Component data from apps and pages

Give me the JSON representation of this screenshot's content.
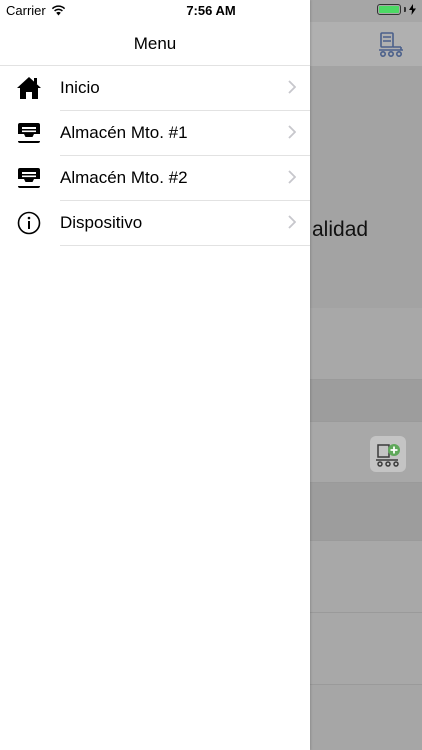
{
  "status_bar": {
    "carrier": "Carrier",
    "time": "7:56 AM",
    "battery_level": 1.0,
    "battery_color": "#4cd964"
  },
  "drawer": {
    "title": "Menu",
    "items": [
      {
        "label": "Inicio",
        "icon": "home-icon"
      },
      {
        "label": "Almacén Mto. #1",
        "icon": "inbox-tray-icon"
      },
      {
        "label": "Almacén Mto. #2",
        "icon": "inbox-tray-icon"
      },
      {
        "label": "Dispositivo",
        "icon": "info-icon"
      }
    ]
  },
  "background": {
    "hero_text_fragment": "alidad",
    "icons": [
      "cart-icon",
      "cart-add-icon"
    ]
  }
}
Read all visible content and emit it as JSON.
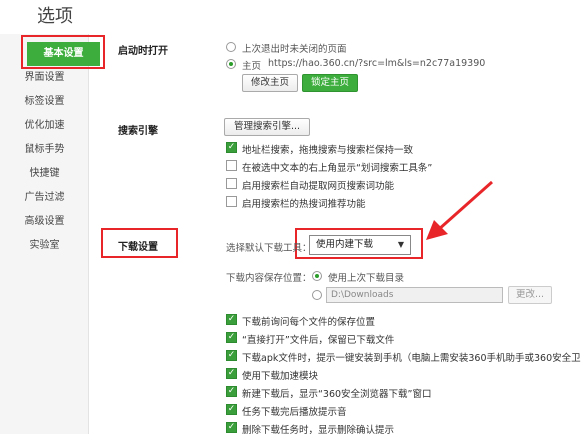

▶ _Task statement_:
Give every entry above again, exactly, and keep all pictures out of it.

▶ _Answer space_:
Give me the JSON representation of this screenshot's content.
{
  "status_bar": {
    "carrier": "Carrier",
    "time": "7:56 AM",
    "battery_level": 1.0,
    "battery_color": "#4cd964"
  },
  "drawer": {
    "title": "Menu",
    "items": [
      {
        "label": "Inicio",
        "icon": "home-icon"
      },
      {
        "label": "Almacén Mto. #1",
        "icon": "inbox-tray-icon"
      },
      {
        "label": "Almacén Mto. #2",
        "icon": "inbox-tray-icon"
      },
      {
        "label": "Dispositivo",
        "icon": "info-icon"
      }
    ]
  },
  "background": {
    "hero_text_fragment": "alidad",
    "icons": [
      "cart-icon",
      "cart-add-icon"
    ]
  }
}
Read all visible content and emit it as JSON.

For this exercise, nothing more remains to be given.